[[ RECORDS FOR PROCESSING open ]]
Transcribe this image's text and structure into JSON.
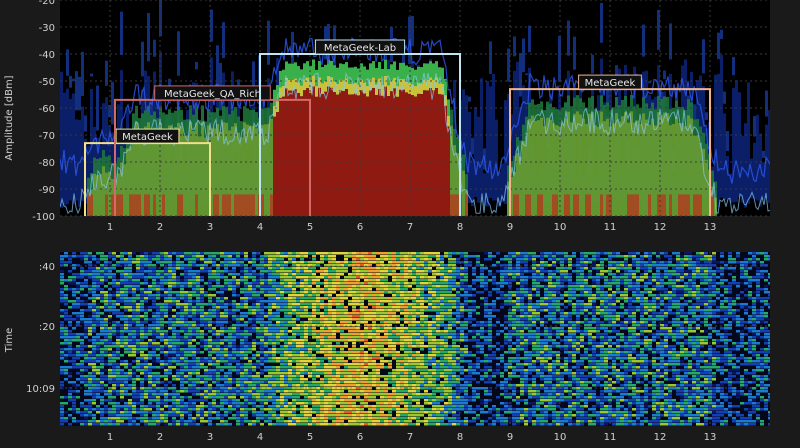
{
  "chart_data": [
    {
      "type": "area",
      "panel": "spectrum",
      "ylabel": "Amplitude [dBm]",
      "ylim": [
        -100,
        -20
      ],
      "xlim": [
        0,
        14.2
      ],
      "yticks": [
        "-20",
        "-30",
        "-40",
        "-50",
        "-60",
        "-70",
        "-80",
        "-90",
        "-100"
      ],
      "ytick_values": [
        -20,
        -30,
        -40,
        -50,
        -60,
        -70,
        -80,
        -90,
        -100
      ],
      "xticks": [
        "1",
        "2",
        "3",
        "4",
        "5",
        "6",
        "7",
        "8",
        "9",
        "10",
        "11",
        "12",
        "13"
      ],
      "xtick_values": [
        1,
        2,
        3,
        4,
        5,
        6,
        7,
        8,
        9,
        10,
        11,
        12,
        13
      ],
      "grid": true,
      "networks": [
        {
          "name": "MetaGeek",
          "x_start": 0.5,
          "x_end": 3.0,
          "amplitude": -73,
          "color": "#f2e08a"
        },
        {
          "name": "MetaGeek_QA_Rich",
          "x_start": 1.1,
          "x_end": 5.0,
          "amplitude": -57,
          "color": "#d26a6a"
        },
        {
          "name": "MetaGeek-Lab",
          "x_start": 4.0,
          "x_end": 8.0,
          "amplitude": -40,
          "color": "#bfe4f2"
        },
        {
          "name": "MetaGeek",
          "x_start": 9.0,
          "x_end": 13.0,
          "amplitude": -53,
          "color": "#f3b48a"
        }
      ]
    },
    {
      "type": "heatmap",
      "panel": "waterfall",
      "ylabel": "Time",
      "yticks": [
        ":40",
        ":20",
        "10:09"
      ],
      "xticks": [
        "1",
        "2",
        "3",
        "4",
        "5",
        "6",
        "7",
        "8",
        "9",
        "10",
        "11",
        "12",
        "13"
      ],
      "xtick_values": [
        1,
        2,
        3,
        4,
        5,
        6,
        7,
        8,
        9,
        10,
        11,
        12,
        13
      ]
    }
  ],
  "colors": {
    "background": "#1a1a1a",
    "plot_background": "#000000",
    "grid": "#3a3a3a"
  }
}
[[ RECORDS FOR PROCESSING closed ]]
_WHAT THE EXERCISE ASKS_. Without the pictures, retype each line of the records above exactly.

_EXERCISE OUTPUT_.
Transcribe this image's text and structure into JSON.
{
  "chart_data": [
    {
      "type": "area",
      "panel": "spectrum",
      "ylabel": "Amplitude [dBm]",
      "ylim": [
        -100,
        -20
      ],
      "xlim": [
        0,
        14.2
      ],
      "yticks": [
        "-20",
        "-30",
        "-40",
        "-50",
        "-60",
        "-70",
        "-80",
        "-90",
        "-100"
      ],
      "ytick_values": [
        -20,
        -30,
        -40,
        -50,
        -60,
        -70,
        -80,
        -90,
        -100
      ],
      "xticks": [
        "1",
        "2",
        "3",
        "4",
        "5",
        "6",
        "7",
        "8",
        "9",
        "10",
        "11",
        "12",
        "13"
      ],
      "xtick_values": [
        1,
        2,
        3,
        4,
        5,
        6,
        7,
        8,
        9,
        10,
        11,
        12,
        13
      ],
      "grid": true,
      "networks": [
        {
          "name": "MetaGeek",
          "x_start": 0.5,
          "x_end": 3.0,
          "amplitude": -73,
          "color": "#f2e08a"
        },
        {
          "name": "MetaGeek_QA_Rich",
          "x_start": 1.1,
          "x_end": 5.0,
          "amplitude": -57,
          "color": "#d26a6a"
        },
        {
          "name": "MetaGeek-Lab",
          "x_start": 4.0,
          "x_end": 8.0,
          "amplitude": -40,
          "color": "#bfe4f2"
        },
        {
          "name": "MetaGeek",
          "x_start": 9.0,
          "x_end": 13.0,
          "amplitude": -53,
          "color": "#f3b48a"
        }
      ]
    },
    {
      "type": "heatmap",
      "panel": "waterfall",
      "ylabel": "Time",
      "yticks": [
        ":40",
        ":20",
        "10:09"
      ],
      "xticks": [
        "1",
        "2",
        "3",
        "4",
        "5",
        "6",
        "7",
        "8",
        "9",
        "10",
        "11",
        "12",
        "13"
      ],
      "xtick_values": [
        1,
        2,
        3,
        4,
        5,
        6,
        7,
        8,
        9,
        10,
        11,
        12,
        13
      ]
    }
  ],
  "colors": {
    "background": "#1a1a1a",
    "plot_background": "#000000",
    "grid": "#3a3a3a"
  }
}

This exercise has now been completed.